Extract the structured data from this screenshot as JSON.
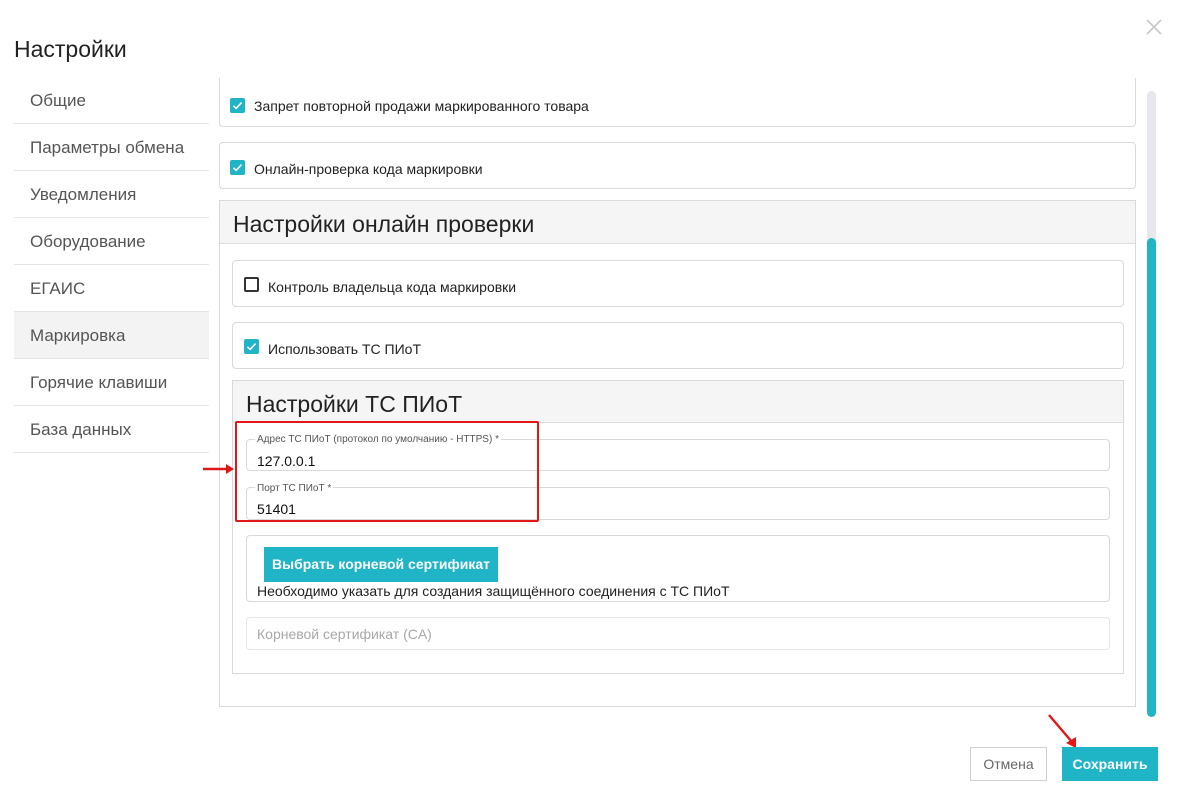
{
  "dialog": {
    "title": "Настройки"
  },
  "sidebar": {
    "items": [
      {
        "label": "Общие"
      },
      {
        "label": "Параметры обмена"
      },
      {
        "label": "Уведомления"
      },
      {
        "label": "Оборудование"
      },
      {
        "label": "ЕГАИС"
      },
      {
        "label": "Маркировка",
        "active": true
      },
      {
        "label": "Горячие клавиши"
      },
      {
        "label": "База данных"
      }
    ]
  },
  "main": {
    "options": [
      {
        "label": "Запрет повторной продажи маркированного товара",
        "checked": true
      },
      {
        "label": "Онлайн-проверка кода маркировки",
        "checked": true
      }
    ],
    "online_check": {
      "title": "Настройки онлайн проверки",
      "options": [
        {
          "label": "Контроль владельца кода маркировки",
          "checked": false
        },
        {
          "label": "Использовать ТС ПИоТ",
          "checked": true
        }
      ],
      "piot": {
        "title": "Настройки ТС ПИоТ",
        "address": {
          "label": "Адрес ТС ПИоТ (протокол по умолчанию - HTTPS) *",
          "value": "127.0.0.1"
        },
        "port": {
          "label": "Порт ТС ПИоТ *",
          "value": "51401"
        },
        "cert_button": "Выбрать корневой сертификат",
        "cert_hint": "Необходимо указать для создания защищённого соединения с ТС ПИоТ",
        "cert_placeholder": "Корневой сертификат (CA)"
      }
    }
  },
  "footer": {
    "cancel": "Отмена",
    "save": "Сохранить"
  },
  "colors": {
    "accent": "#1fb4c6",
    "annotation": "#e01818"
  },
  "icons": {
    "close": "close-icon",
    "check": "check-icon"
  }
}
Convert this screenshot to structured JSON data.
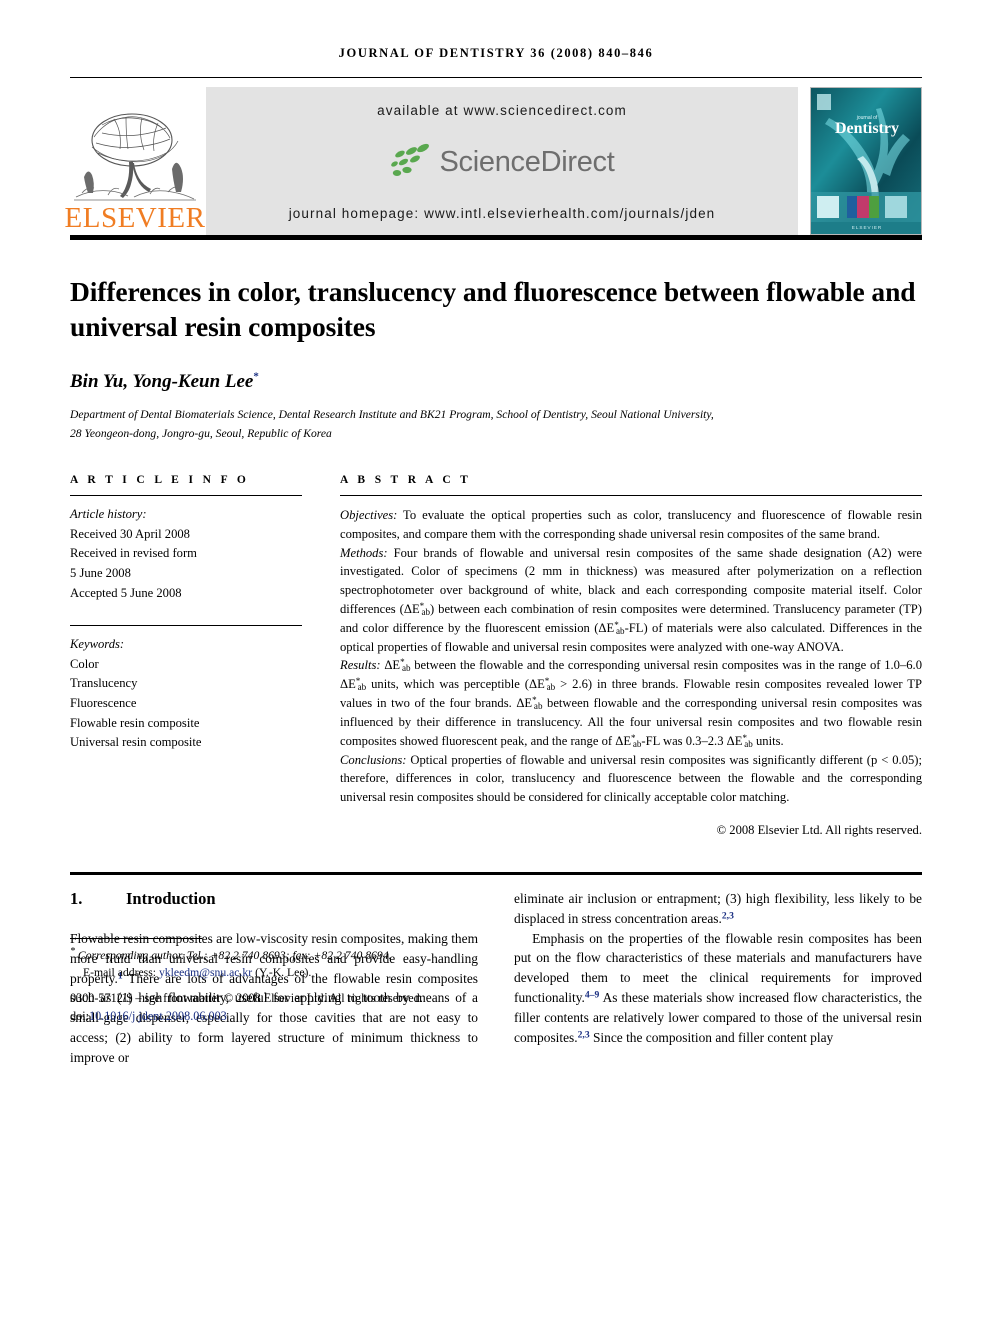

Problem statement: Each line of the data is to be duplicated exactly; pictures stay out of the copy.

Exercise response:
Extract the structured data from this screenshot as JSON.
{
  "dialog": {
    "title": "Настройки"
  },
  "sidebar": {
    "items": [
      {
        "label": "Общие"
      },
      {
        "label": "Параметры обмена"
      },
      {
        "label": "Уведомления"
      },
      {
        "label": "Оборудование"
      },
      {
        "label": "ЕГАИС"
      },
      {
        "label": "Маркировка",
        "active": true
      },
      {
        "label": "Горячие клавиши"
      },
      {
        "label": "База данных"
      }
    ]
  },
  "main": {
    "options": [
      {
        "label": "Запрет повторной продажи маркированного товара",
        "checked": true
      },
      {
        "label": "Онлайн-проверка кода маркировки",
        "checked": true
      }
    ],
    "online_check": {
      "title": "Настройки онлайн проверки",
      "options": [
        {
          "label": "Контроль владельца кода маркировки",
          "checked": false
        },
        {
          "label": "Использовать ТС ПИоТ",
          "checked": true
        }
      ],
      "piot": {
        "title": "Настройки ТС ПИоТ",
        "address": {
          "label": "Адрес ТС ПИоТ (протокол по умолчанию - HTTPS) *",
          "value": "127.0.0.1"
        },
        "port": {
          "label": "Порт ТС ПИоТ *",
          "value": "51401"
        },
        "cert_button": "Выбрать корневой сертификат",
        "cert_hint": "Необходимо указать для создания защищённого соединения с ТС ПИоТ",
        "cert_placeholder": "Корневой сертификат (CA)"
      }
    }
  },
  "footer": {
    "cancel": "Отмена",
    "save": "Сохранить"
  },
  "colors": {
    "accent": "#1fb4c6",
    "annotation": "#e01818"
  },
  "icons": {
    "close": "close-icon",
    "check": "check-icon"
  }
}
Convert this screenshot to structured JSON data.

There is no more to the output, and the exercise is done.